Diagnosed with endometrial cancer
Journalist Gwen Ifill died of breast and endometrial cancer in 2016 at age 61, surrounded by family and friends. She had been suffering from endometrial cancer for less than a year.
Ifill was the first African-American woman to host a nationally televised U.S. public affairs program and moderated the 2004 and 2008 vice-presidential debates.
Spanish singer and actress Rocío Dúrcal, beloved singer in Latin America, died in 2006 at age 61 from endometrial (uterine) cancer.
She was diagnosed in 2001. Three years later, her doctors discovered a malignant lesion in her lungs, which was treated with chemotherapy. The cancer later metastasized to her brain and she died in her home in Madrid.
Ann Dunham, mother of Barack Obama, died from uterine cancer at age 52 in late 1995.
Her cancer was misdiagnosed as indigestion in Indonesia and had spread to her ovaries by the time she returned to the States earlier that year.
Dunham earned a doctorate in anthropology and spent most of her adult life overseas, particularly in Indonesia.
In August of 2013, 33-year-old Nefa-Tari Moore, a licensed practical nurse (LPN) in Brooklyn, New York, started experiencing heavy vaginal bleeding and lower back pain. She didn’t think much of it at first—until one day in November when her pain became so severe she rushed to a hospital emergency room.
There she was told told that the bleeding might just be a change of menstrual cycles, or her being stressed, or “that it was all in my head,” Moore says. “They wanted to give me ibuprofen and recommended that I go home and rest.”
But Moore insisted on staying for further observation until the ER staff set her up with an OB/GYN referral, which ultimately led to her diagnosis of endometrial cancer.
She now works with the Spot Her campaign to raise awareness about endometrial cancer and to empower women “to be their own best advocates for their health.”
Linda Collins had been in menopause for almost a decade when she started bleeding again.
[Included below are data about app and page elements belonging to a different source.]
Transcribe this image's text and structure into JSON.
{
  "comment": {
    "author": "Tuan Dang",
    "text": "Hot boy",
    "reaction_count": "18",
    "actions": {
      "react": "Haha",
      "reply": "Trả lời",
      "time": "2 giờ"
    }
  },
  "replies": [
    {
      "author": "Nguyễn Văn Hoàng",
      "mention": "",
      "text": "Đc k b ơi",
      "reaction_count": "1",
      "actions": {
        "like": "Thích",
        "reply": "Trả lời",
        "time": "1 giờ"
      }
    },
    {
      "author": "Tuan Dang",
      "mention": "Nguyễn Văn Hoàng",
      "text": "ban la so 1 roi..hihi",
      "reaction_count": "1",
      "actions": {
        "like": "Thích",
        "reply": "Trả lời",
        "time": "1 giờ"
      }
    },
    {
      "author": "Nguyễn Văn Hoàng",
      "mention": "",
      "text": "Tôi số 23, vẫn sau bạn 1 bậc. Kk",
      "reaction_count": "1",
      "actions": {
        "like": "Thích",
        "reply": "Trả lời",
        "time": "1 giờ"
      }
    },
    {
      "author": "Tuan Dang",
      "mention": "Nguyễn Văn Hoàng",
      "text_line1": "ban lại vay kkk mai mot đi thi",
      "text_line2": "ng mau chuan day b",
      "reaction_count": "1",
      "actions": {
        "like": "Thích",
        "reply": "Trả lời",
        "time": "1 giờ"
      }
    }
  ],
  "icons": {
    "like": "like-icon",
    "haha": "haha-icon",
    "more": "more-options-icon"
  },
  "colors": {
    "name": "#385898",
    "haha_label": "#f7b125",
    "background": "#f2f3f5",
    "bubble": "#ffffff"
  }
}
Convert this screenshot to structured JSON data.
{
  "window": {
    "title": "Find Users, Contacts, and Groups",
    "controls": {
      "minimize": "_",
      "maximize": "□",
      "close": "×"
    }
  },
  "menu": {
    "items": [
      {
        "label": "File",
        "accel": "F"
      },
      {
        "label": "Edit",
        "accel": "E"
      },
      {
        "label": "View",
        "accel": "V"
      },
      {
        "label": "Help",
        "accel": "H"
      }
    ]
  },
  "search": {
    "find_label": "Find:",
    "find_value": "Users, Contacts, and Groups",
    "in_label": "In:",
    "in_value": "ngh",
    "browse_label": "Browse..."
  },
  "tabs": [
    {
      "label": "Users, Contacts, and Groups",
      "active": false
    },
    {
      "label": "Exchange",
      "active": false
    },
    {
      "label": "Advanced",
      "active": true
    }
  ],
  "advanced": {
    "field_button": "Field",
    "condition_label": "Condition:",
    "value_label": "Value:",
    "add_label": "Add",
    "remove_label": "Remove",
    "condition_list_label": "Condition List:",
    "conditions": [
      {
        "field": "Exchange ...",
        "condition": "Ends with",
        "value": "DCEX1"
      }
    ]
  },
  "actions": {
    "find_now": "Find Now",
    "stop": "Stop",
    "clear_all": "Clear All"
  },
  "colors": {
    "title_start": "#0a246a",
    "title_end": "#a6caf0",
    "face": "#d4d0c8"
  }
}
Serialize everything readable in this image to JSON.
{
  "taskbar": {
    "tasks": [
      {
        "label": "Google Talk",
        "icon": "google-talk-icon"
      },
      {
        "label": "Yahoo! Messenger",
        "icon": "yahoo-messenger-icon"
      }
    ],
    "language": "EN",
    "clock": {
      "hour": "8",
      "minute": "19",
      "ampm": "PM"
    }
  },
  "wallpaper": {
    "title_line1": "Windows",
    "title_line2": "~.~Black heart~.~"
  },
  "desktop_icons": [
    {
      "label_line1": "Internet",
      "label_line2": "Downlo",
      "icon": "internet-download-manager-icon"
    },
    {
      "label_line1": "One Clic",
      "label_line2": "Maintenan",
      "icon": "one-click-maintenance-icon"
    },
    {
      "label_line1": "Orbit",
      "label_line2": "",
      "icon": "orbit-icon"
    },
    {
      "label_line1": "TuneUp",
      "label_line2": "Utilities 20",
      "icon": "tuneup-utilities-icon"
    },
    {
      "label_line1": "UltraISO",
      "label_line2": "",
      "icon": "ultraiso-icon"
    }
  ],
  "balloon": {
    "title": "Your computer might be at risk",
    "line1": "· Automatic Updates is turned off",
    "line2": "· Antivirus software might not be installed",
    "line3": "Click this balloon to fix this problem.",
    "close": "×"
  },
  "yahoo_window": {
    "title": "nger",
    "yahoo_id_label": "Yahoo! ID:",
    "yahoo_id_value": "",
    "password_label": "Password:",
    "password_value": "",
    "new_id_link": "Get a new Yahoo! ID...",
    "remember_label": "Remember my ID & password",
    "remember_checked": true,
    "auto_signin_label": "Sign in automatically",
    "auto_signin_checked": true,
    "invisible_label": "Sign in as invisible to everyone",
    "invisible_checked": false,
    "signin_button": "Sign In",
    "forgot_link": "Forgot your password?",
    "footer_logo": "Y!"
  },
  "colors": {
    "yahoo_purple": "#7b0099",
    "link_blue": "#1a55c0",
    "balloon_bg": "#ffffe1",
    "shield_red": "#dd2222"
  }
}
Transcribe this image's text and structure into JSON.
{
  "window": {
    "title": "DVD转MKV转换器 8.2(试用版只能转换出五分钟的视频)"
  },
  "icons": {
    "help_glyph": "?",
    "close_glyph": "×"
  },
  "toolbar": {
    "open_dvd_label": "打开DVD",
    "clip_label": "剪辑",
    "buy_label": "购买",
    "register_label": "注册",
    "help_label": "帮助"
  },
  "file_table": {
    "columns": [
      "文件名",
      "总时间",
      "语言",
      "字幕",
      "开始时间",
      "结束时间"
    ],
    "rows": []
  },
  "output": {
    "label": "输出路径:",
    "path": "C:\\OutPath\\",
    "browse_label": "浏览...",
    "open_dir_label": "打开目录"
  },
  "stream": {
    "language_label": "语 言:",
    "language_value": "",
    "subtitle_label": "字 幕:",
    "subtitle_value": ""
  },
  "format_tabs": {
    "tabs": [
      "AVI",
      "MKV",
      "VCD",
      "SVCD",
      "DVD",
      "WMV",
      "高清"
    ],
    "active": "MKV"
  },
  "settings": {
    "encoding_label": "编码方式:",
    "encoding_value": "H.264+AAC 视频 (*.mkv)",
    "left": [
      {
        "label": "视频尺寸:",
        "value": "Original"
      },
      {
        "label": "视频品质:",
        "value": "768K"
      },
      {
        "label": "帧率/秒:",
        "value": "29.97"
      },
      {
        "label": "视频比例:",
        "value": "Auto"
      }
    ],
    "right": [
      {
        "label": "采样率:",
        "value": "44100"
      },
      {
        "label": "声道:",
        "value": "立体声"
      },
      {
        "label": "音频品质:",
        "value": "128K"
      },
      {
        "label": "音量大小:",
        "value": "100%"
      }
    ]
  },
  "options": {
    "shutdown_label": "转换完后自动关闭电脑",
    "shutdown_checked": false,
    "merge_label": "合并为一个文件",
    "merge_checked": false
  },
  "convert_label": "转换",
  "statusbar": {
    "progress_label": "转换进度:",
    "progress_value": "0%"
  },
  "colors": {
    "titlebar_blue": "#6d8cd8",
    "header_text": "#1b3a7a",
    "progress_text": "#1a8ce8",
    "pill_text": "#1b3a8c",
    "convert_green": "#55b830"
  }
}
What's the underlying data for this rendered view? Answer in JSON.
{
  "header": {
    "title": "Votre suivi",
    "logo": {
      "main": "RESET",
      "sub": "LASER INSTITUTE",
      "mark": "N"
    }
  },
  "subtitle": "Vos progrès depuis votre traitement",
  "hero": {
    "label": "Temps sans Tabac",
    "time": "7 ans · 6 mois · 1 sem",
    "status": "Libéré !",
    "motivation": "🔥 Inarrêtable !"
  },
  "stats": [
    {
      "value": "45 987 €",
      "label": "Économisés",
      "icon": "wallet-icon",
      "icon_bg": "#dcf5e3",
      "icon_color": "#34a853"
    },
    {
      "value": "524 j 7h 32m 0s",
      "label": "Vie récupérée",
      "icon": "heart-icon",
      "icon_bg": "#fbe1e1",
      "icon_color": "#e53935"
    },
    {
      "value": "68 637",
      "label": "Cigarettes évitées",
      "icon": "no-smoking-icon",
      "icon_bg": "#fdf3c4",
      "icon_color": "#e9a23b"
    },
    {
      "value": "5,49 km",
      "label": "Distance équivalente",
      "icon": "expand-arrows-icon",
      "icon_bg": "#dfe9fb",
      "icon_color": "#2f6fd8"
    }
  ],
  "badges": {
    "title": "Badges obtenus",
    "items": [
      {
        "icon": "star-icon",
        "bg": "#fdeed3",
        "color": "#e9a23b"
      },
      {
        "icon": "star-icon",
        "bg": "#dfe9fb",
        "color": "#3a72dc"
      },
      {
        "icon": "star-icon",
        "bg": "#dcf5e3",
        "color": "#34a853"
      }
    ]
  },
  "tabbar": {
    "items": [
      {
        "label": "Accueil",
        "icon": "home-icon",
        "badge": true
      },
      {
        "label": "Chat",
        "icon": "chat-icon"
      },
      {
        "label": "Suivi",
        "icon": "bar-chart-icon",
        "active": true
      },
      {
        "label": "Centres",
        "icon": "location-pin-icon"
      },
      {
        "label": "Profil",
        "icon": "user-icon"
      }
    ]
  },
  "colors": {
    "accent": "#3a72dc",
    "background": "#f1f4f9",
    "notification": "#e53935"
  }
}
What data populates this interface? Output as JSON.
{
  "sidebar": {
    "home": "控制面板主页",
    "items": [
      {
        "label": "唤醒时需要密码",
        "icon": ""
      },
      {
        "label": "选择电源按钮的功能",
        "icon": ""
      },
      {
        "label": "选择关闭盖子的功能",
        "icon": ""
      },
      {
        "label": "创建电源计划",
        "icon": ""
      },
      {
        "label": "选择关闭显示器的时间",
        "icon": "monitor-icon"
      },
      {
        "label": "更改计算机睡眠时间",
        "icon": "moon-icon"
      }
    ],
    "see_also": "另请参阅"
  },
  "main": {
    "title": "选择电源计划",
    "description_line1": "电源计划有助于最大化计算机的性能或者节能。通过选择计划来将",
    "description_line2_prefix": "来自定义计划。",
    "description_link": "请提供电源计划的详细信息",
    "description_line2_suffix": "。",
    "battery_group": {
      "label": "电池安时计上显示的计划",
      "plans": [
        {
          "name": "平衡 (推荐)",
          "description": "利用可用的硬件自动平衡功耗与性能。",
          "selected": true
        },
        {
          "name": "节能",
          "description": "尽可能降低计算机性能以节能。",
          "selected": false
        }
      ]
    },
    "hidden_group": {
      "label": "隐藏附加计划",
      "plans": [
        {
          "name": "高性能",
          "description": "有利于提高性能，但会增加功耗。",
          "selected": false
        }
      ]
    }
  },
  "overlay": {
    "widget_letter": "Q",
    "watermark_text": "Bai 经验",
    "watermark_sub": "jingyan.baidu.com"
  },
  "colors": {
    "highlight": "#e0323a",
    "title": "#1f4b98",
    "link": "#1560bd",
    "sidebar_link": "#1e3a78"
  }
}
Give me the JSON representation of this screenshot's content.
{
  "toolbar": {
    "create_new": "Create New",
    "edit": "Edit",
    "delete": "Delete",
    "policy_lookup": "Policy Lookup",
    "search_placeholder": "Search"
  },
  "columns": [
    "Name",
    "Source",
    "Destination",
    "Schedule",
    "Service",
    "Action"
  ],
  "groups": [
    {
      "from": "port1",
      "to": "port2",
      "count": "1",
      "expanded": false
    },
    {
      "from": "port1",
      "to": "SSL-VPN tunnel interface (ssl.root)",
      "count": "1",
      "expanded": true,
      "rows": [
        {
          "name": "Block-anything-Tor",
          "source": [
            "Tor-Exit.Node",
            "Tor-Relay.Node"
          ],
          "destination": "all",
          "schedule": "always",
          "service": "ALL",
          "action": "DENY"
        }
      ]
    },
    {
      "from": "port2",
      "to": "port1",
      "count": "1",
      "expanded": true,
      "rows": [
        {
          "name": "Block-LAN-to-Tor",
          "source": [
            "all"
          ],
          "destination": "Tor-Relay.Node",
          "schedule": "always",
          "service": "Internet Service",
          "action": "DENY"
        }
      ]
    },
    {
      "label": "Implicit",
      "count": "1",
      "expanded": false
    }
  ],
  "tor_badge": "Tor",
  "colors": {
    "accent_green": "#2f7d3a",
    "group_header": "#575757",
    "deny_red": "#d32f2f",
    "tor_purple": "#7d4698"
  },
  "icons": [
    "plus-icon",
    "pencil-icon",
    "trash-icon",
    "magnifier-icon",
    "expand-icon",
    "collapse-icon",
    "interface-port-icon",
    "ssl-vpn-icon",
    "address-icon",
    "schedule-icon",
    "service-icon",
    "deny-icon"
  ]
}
The bleeding was light — occasional spotting, really — and she barely gave it a passing thought.
When she finally went in for a checkup, her doctor refused to let her leave until she underwent a biopsy. Within days, Ms. Collins learned she had cancer of the uterus — and an especially aggressive form of it.
“I had no pain, no other symptoms, and I didn’t think seriously about it,” said Ms. Collins, 64, a retiree in New York City. “That was a mistake.”
Collins underwent a hysterectomy and radiation therapy and now goes out of her way to tell friends and acquaintances to immediately talk to their doctors about unusual bleeding or other symptoms like pain, bloating or sudden weight loss.
“I tell them, ‘Don’t wait, don’t wait. If it doesn’t feel right, if you don’t think it should be happening — check it out,’” Ms. Collins said. “I should have looked into it sooner.”